Investigating the Correlation between Type-II Diabetes Mellitus and Islet Amyloid Polypeptide Aggregation in Various Mammalian Species

Kate Alexandra Menefee
David A. Moffet Ph.D., Loyola Marymount University


The leading theory regarding the mechanism of type-II diabetes mellitus involves amyloid fiber formation and aggregation, resulting in the death of the insulin-producing pancreatic ß-cells. Islet amyloid polypeptide (IAPP) forms fibrils that surround human pancreatic cells. These fibrils induce cellular apoptosis. However, IAPP does not form fibrils within organisms of all species.

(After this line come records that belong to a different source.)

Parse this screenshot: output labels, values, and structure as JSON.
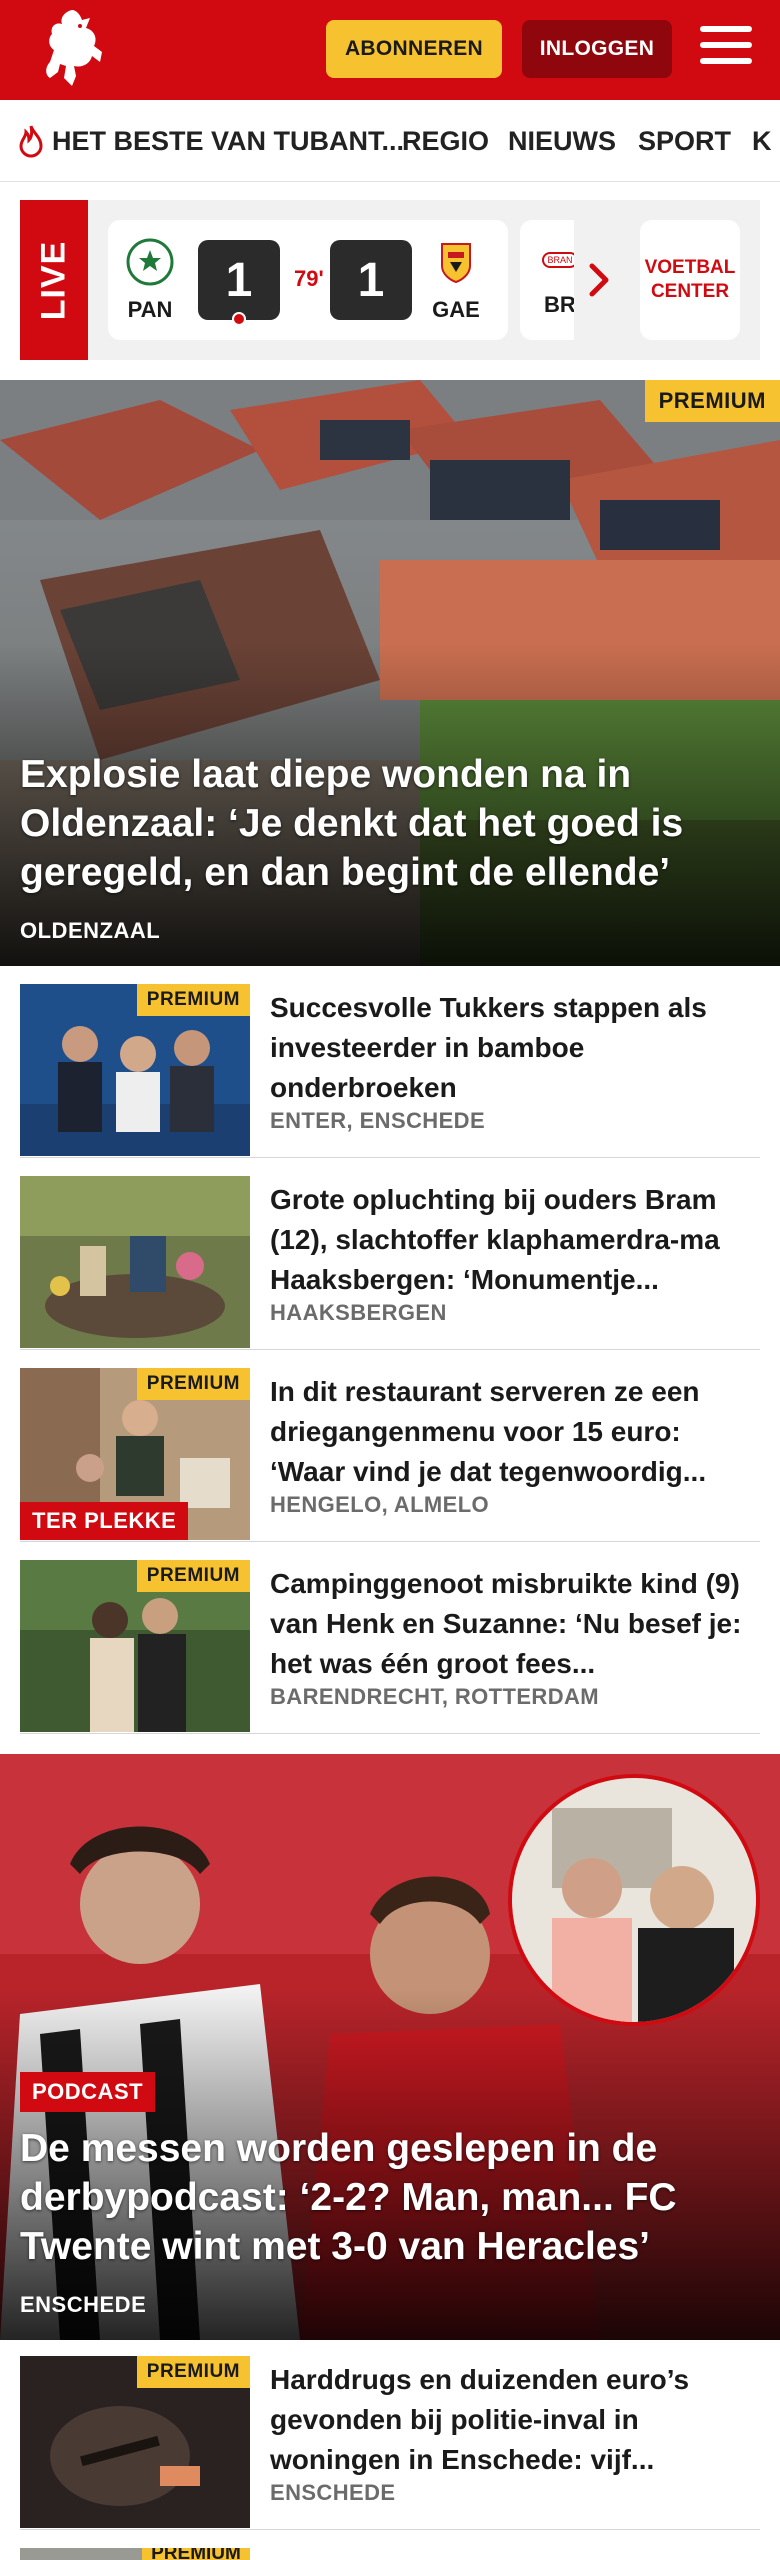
{
  "header": {
    "subscribe_label": "ABONNEREN",
    "login_label": "INLOGGEN",
    "brand_color": "#d10a11",
    "accent_color": "#f6c22f"
  },
  "nav": {
    "items": [
      {
        "label": "HET BESTE VAN TUBANT...",
        "icon": "flame-icon"
      },
      {
        "label": "REGIO"
      },
      {
        "label": "NIEUWS"
      },
      {
        "label": "SPORT"
      },
      {
        "label": "K"
      }
    ]
  },
  "live": {
    "tag": "LIVE",
    "match": {
      "home": "PAN",
      "home_score": "1",
      "minute": "79'",
      "away_score": "1",
      "away": "GAE"
    },
    "next_match_team": "BR",
    "next_match_crest_text": "BRAN",
    "voetbal_center": "VOETBAL CENTER"
  },
  "hero": {
    "badge": "PREMIUM",
    "title": "Explosie laat diepe wonden na in Oldenzaal: ‘Je denkt dat het goed is geregeld, en dan begint de ellende’",
    "location": "OLDENZAAL"
  },
  "articles": [
    {
      "premium": "PREMIUM",
      "title": "Succesvolle Tukkers stappen als investeerder in bamboe onderbroeken",
      "location": "ENTER, ENSCHEDE"
    },
    {
      "title": "Grote opluchting bij ouders Bram (12), slachtoffer klaphamerdra-ma Haaksbergen: ‘Monumentje...",
      "location": "HAAKSBERGEN"
    },
    {
      "premium": "PREMIUM",
      "tag": "TER PLEKKE",
      "title": "In dit restaurant serveren ze een driegangenmenu voor 15 euro: ‘Waar vind je dat tegenwoordig...",
      "location": "HENGELO, ALMELO"
    },
    {
      "premium": "PREMIUM",
      "title": "Campinggenoot misbruikte kind (9) van Henk en Suzanne: ‘Nu besef je: het was één groot fees...",
      "location": "BARENDRECHT, ROTTERDAM"
    }
  ],
  "podcast": {
    "tag": "PODCAST",
    "title": "De messen worden geslepen in de derbypodcast: ‘2-2? Man, man... FC Twente wint met 3-0 van Heracles’",
    "location": "ENSCHEDE"
  },
  "article_bottom": {
    "premium": "PREMIUM",
    "title": "Harddrugs en duizenden euro’s gevonden bij politie-inval in woningen in Enschede: vijf...",
    "location": "ENSCHEDE"
  },
  "article_clipped": {
    "premium": "PREMIUM"
  }
}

It is necessary to determine which species have aggregative IAPP sequences in order to better understand the inherent amyloidogenicity of the amino acid sequences themselves. In this study, the amyloidogenicity of the IAPP sequences of fourteen organisms was analyzed using thioflavin-T assays, atomic force microscopy (AFM), and immunodetection dot blot assays (Dot Blot). It is apparent that certain highly-conserved amino acids are crucial for IAPP aggregation and therefore play a large role in the onset of type-II diabetes.